REQUIRED WORK =
Find all lines in the listing that include the word "accent", then copy them.

++++++++++

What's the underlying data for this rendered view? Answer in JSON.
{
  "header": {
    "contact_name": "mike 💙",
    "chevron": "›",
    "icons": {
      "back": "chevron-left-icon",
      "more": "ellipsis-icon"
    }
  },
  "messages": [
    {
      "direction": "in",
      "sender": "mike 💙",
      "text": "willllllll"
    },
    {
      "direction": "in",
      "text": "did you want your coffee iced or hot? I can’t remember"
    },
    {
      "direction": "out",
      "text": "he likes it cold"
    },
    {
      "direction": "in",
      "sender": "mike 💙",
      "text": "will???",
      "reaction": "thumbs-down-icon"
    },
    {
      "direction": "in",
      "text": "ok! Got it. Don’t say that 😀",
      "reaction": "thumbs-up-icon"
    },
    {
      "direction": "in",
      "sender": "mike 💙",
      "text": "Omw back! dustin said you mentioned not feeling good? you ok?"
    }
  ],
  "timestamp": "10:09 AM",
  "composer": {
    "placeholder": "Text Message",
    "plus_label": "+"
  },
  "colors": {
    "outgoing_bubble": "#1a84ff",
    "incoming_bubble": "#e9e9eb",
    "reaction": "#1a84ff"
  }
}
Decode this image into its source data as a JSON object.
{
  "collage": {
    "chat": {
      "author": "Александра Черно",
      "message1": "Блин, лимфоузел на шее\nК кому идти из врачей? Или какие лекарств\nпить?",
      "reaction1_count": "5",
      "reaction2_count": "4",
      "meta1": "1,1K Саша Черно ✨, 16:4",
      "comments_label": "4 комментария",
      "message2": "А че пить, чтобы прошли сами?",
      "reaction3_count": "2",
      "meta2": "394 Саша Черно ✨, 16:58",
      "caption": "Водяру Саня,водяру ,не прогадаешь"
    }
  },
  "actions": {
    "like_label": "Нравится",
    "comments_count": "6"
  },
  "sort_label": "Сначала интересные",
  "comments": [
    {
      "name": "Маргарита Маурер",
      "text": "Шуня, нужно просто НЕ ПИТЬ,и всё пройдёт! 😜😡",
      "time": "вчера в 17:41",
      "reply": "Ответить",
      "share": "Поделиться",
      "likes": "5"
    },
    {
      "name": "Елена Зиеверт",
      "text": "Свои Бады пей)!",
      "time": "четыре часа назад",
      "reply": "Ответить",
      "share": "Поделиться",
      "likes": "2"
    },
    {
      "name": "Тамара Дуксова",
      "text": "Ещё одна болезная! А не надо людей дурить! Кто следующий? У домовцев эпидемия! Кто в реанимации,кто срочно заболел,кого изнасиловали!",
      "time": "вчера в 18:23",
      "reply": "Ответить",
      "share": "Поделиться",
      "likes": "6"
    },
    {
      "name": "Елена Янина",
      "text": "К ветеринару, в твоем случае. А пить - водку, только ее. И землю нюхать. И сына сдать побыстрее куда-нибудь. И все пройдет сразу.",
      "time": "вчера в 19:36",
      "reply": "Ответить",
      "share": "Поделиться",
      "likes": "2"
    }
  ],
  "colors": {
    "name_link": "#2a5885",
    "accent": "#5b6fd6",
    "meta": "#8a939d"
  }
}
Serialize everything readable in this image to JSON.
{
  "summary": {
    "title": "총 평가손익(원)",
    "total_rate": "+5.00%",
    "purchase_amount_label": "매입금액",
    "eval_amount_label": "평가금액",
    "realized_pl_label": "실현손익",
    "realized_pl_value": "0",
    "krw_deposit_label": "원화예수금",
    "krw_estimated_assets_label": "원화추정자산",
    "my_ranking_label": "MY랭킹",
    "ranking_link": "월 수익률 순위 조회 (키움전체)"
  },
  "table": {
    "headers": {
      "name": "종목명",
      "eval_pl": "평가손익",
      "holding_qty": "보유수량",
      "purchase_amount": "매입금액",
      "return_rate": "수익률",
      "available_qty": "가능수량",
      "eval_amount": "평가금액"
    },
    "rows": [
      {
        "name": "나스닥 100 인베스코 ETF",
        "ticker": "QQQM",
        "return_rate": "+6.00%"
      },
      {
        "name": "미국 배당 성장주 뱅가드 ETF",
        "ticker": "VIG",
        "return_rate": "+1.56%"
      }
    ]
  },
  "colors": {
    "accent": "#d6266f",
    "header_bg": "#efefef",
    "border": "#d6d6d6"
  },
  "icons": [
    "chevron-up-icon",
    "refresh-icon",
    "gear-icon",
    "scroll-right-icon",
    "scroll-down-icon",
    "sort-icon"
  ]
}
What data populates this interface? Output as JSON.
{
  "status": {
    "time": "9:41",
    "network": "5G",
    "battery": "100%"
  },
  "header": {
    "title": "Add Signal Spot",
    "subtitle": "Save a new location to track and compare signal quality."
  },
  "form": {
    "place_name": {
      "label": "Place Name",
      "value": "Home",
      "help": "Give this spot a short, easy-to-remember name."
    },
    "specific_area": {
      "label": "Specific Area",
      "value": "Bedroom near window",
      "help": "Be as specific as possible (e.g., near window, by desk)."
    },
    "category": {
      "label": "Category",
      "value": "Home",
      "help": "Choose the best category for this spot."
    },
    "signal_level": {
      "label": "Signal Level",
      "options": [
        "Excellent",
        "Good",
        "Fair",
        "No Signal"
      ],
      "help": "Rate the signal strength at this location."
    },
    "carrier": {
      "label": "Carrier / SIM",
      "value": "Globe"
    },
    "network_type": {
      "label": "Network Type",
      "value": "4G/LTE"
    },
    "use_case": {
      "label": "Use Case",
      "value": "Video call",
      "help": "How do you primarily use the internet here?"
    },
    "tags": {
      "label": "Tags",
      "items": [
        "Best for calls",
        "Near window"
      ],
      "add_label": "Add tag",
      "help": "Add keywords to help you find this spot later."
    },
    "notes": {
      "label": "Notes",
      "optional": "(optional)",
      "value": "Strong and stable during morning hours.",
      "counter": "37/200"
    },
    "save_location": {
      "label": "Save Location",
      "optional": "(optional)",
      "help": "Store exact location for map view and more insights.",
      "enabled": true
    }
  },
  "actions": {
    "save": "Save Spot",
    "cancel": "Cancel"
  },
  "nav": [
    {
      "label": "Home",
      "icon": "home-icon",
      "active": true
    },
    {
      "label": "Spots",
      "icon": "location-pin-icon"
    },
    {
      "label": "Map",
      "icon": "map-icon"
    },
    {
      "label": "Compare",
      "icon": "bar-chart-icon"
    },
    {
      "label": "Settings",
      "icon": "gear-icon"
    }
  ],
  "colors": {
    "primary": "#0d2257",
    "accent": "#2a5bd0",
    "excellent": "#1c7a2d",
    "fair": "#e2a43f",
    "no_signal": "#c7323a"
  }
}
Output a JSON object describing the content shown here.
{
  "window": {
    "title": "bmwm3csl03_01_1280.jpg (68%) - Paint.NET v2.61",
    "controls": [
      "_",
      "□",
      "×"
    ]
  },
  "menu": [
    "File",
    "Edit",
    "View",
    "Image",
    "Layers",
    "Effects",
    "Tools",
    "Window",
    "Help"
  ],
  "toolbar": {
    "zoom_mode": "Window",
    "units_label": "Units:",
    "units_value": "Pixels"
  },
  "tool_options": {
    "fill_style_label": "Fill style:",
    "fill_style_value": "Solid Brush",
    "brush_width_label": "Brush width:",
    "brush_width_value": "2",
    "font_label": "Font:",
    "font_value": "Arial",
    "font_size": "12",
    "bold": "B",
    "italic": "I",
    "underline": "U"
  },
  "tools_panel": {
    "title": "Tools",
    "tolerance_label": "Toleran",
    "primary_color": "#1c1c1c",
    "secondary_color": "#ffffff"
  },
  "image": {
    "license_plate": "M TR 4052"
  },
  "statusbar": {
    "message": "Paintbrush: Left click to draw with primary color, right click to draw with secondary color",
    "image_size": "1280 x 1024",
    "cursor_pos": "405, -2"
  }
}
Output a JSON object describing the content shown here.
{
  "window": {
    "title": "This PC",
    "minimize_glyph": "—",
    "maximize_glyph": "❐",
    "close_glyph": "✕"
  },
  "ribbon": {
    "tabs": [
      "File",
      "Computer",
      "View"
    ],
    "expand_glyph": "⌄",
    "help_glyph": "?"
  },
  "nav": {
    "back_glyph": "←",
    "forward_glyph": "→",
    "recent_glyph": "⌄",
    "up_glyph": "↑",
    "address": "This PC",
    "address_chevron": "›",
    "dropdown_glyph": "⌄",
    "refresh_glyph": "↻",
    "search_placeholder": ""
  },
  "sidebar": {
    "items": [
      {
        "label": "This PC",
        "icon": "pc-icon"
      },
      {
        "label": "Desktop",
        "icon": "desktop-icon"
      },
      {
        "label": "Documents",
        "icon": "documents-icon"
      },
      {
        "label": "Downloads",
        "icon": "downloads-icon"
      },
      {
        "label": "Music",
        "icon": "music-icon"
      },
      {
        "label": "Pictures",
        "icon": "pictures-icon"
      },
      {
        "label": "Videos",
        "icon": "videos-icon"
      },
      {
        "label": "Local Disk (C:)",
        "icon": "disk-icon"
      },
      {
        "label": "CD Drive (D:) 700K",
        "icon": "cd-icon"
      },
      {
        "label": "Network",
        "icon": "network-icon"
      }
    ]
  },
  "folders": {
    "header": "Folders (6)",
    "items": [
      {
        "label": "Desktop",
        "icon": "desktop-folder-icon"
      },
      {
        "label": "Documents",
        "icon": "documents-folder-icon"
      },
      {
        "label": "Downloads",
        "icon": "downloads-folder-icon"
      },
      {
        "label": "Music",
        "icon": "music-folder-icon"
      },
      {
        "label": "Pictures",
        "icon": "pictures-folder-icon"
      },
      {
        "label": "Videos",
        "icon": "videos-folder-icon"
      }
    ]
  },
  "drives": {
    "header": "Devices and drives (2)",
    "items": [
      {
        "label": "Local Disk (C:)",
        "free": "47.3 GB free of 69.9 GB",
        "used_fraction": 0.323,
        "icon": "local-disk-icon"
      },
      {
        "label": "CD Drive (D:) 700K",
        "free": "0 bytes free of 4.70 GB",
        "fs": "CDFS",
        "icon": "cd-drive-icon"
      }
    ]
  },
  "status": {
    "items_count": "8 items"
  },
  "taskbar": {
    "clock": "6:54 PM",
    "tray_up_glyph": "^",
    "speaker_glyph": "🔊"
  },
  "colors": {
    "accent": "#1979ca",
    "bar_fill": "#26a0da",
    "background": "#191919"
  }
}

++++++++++

EXERCISE SOLUTION =
    "accent": "#5b6fd6",
    "accent": "#d6266f",
    "accent": "#2a5bd0",
    "accent": "#1979ca",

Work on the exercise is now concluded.